■ About this exercise ■
Answer with one figure only, the number of lines below in which "more" occurs.
───
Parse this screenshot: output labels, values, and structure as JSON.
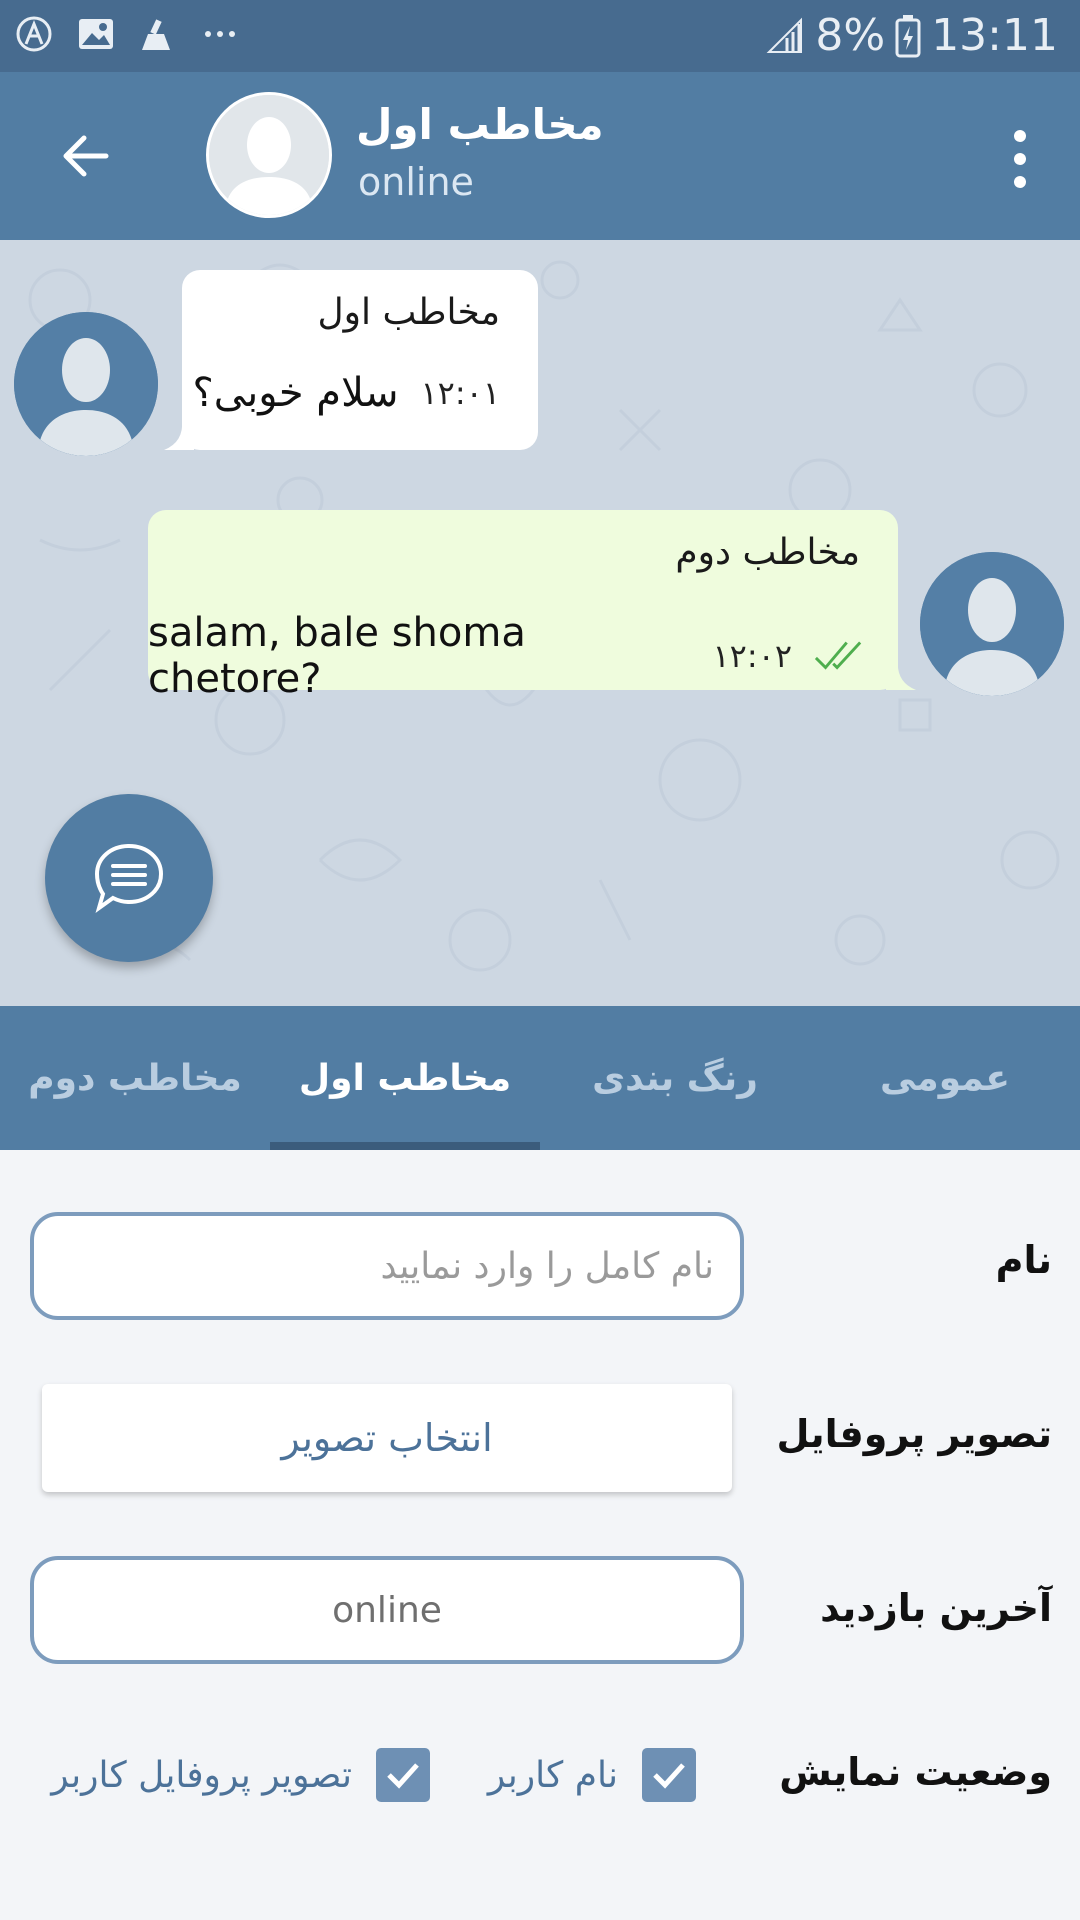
{
  "status_bar": {
    "battery": "8%",
    "time": "13:11",
    "icons": [
      "accessibility-icon",
      "image-icon",
      "cleaner-icon",
      "more-dots-icon",
      "signal-icon",
      "battery-charging-icon"
    ]
  },
  "header": {
    "contact_name": "مخاطب اول",
    "contact_status": "online",
    "back_icon": "arrow-left-icon",
    "menu_icon": "more-vert-icon"
  },
  "chat": {
    "messages": [
      {
        "sender": "مخاطب اول",
        "text": "سلام خوبی؟",
        "time": "۱۲:۰۱",
        "side": "left"
      },
      {
        "sender": "مخاطب دوم",
        "text": "salam, bale shoma chetore?",
        "time": "۱۲:۰۲",
        "side": "right",
        "read": true
      }
    ],
    "fab_icon": "chat-bubble-icon"
  },
  "tabs": [
    {
      "label": "مخاطب دوم",
      "active": false
    },
    {
      "label": "مخاطب اول",
      "active": true
    },
    {
      "label": "رنگ بندی",
      "active": false
    },
    {
      "label": "عمومی",
      "active": false
    }
  ],
  "form": {
    "name_label": "نام",
    "name_value": "",
    "name_placeholder": "نام کامل را وارد نمایید",
    "profile_label": "تصویر پروفایل",
    "profile_button": "انتخاب تصویر",
    "last_seen_label": "آخرین بازدید",
    "last_seen_value": "online",
    "display_label": "وضعیت نمایش",
    "check_username": "نام کاربر",
    "check_username_checked": true,
    "check_profile_pic": "تصویر پروفایل کاربر",
    "check_profile_pic_checked": true
  },
  "colors": {
    "accent": "#527da3",
    "status_bar": "#476b8f",
    "chat_bg": "#cdd7e2",
    "outgoing_bubble": "#effcdd",
    "check_color": "#4fae4e"
  }
}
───
■ Answer box ■
2